Cassim was living and working in the UAE at the time of his arrest, University Human Rights Program director Barbara Frey said.
Cassim’s brother, Shervon Cassim, said the family first suspected something was wrong when they stopped getting phone calls from Shezanne.
“We are absolutely terrified because we don’t know what’s going to happen in this situation,” Shervon Cassim said.
Students are working to spread awareness of Cassim’s imprisonment on social media and have started a petition online that calls on the UAE government to release him.
St. Catherine University sophomore Emma Scagnelli began awareness work after hearing about Cassim’s predicament from Burns, a mock trial coach at St. Catherine.
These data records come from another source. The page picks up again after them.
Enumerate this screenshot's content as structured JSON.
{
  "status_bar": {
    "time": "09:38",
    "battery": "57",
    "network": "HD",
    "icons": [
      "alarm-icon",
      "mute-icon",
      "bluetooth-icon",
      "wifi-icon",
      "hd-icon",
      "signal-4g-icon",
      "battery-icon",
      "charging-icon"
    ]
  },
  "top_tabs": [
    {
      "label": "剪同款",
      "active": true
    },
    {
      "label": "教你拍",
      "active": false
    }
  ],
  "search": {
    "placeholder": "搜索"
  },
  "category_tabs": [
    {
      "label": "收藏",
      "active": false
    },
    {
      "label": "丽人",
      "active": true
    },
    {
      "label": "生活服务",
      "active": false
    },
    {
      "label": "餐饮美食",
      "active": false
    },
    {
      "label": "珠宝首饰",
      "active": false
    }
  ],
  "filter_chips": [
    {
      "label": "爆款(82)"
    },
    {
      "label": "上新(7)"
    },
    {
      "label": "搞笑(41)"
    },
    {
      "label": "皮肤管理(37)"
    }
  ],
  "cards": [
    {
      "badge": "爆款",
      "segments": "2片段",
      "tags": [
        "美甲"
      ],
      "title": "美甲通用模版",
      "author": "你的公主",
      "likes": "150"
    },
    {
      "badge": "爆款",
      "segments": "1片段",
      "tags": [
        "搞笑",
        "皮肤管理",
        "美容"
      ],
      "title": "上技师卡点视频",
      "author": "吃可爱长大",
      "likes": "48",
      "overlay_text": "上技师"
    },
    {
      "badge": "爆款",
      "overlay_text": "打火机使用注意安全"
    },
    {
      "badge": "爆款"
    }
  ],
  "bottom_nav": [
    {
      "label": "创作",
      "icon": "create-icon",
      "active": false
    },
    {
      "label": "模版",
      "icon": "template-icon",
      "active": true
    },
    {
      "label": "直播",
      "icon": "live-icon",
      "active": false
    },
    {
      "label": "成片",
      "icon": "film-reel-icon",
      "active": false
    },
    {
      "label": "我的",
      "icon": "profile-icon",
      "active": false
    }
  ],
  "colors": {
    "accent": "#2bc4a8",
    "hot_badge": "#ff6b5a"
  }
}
At the news conference, Scagnelli wore a “Free Shez” T-shirt, as did some of her classmates.
“We really want to help add followers,” Scagnelli said.
Frey said Twitter users can also tweet their support for Cassim using the #freeshez hashtag.
For Scagnelli, the thought of her brother being imprisoned for posting a YouTube video keeps her working to free Cassim.
“I think of my brother a lot,” she said. “That’s a scary thought.”
In her experience as a human rights advocate, Frey said more visibility increases the likelihood a country will comply with activists’ demands.
“We just want to make sure that the government knows that we’re watching closely,” she said. “We are sending a strong message that we believe that Shez ought to be released at that hearing.”
Cassim’s brother said he is hoping for good news Monday — Cassim’s next scheduled court date.
“It would mean everything to us,” he said.
(Photo courtesy of the University’s Human Rights Program)